# [Exercise input]
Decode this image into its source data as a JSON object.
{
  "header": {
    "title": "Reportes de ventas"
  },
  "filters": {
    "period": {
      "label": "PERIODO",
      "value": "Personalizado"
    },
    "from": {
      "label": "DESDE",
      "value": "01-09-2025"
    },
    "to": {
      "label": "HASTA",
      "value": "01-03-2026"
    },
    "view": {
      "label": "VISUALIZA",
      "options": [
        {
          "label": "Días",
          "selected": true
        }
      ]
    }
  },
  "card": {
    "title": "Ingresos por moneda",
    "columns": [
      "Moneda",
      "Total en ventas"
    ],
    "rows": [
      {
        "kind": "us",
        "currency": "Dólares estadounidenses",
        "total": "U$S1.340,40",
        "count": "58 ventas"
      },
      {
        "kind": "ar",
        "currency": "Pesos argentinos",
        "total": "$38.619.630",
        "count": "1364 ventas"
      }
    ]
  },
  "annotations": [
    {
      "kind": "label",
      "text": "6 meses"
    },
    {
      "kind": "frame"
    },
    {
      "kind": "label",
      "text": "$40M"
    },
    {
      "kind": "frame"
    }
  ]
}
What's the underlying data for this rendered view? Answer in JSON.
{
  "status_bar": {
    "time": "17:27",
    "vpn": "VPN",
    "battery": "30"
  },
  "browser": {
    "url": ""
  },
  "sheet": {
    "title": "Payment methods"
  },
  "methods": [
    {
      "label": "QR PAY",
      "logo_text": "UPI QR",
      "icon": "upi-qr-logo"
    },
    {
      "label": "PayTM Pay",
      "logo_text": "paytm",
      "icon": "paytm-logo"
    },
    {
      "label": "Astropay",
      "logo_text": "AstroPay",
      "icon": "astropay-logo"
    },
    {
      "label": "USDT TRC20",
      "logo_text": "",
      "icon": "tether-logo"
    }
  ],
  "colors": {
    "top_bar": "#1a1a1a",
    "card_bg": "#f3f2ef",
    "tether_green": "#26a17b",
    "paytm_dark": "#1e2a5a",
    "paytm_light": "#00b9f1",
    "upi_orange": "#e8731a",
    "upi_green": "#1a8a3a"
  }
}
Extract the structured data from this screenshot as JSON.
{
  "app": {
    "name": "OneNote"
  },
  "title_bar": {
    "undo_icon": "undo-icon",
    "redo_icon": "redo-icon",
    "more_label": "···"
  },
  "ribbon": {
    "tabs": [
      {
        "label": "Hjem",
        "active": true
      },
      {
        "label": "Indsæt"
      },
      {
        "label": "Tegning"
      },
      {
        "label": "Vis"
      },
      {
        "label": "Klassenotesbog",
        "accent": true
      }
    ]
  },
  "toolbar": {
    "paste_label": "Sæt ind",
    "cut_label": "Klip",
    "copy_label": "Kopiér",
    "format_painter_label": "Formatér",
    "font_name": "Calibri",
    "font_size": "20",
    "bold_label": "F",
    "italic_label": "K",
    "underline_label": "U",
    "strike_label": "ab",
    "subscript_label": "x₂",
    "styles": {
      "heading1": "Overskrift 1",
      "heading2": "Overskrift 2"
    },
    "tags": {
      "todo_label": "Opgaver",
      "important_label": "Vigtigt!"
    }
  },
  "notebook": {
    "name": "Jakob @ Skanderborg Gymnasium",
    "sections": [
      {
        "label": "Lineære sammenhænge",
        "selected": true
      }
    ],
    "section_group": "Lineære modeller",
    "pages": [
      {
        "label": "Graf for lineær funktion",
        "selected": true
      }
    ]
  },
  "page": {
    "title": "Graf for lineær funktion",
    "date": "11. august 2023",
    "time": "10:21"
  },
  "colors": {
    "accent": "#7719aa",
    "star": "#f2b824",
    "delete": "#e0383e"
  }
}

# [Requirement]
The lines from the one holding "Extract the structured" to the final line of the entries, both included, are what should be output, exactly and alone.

# [Answer to the exercise]
Extract the structured data from this screenshot as JSON.
{
  "app": {
    "name": "OneNote"
  },
  "title_bar": {
    "undo_icon": "undo-icon",
    "redo_icon": "redo-icon",
    "more_label": "···"
  },
  "ribbon": {
    "tabs": [
      {
        "label": "Hjem",
        "active": true
      },
      {
        "label": "Indsæt"
      },
      {
        "label": "Tegning"
      },
      {
        "label": "Vis"
      },
      {
        "label": "Klassenotesbog",
        "accent": true
      }
    ]
  },
  "toolbar": {
    "paste_label": "Sæt ind",
    "cut_label": "Klip",
    "copy_label": "Kopiér",
    "format_painter_label": "Formatér",
    "font_name": "Calibri",
    "font_size": "20",
    "bold_label": "F",
    "italic_label": "K",
    "underline_label": "U",
    "strike_label": "ab",
    "subscript_label": "x₂",
    "styles": {
      "heading1": "Overskrift 1",
      "heading2": "Overskrift 2"
    },
    "tags": {
      "todo_label": "Opgaver",
      "important_label": "Vigtigt!"
    }
  },
  "notebook": {
    "name": "Jakob @ Skanderborg Gymnasium",
    "sections": [
      {
        "label": "Lineære sammenhænge",
        "selected": true
      }
    ],
    "section_group": "Lineære modeller",
    "pages": [
      {
        "label": "Graf for lineær funktion",
        "selected": true
      }
    ]
  },
  "page": {
    "title": "Graf for lineær funktion",
    "date": "11. august 2023",
    "time": "10:21"
  },
  "colors": {
    "accent": "#7719aa",
    "star": "#f2b824",
    "delete": "#e0383e"
  }
}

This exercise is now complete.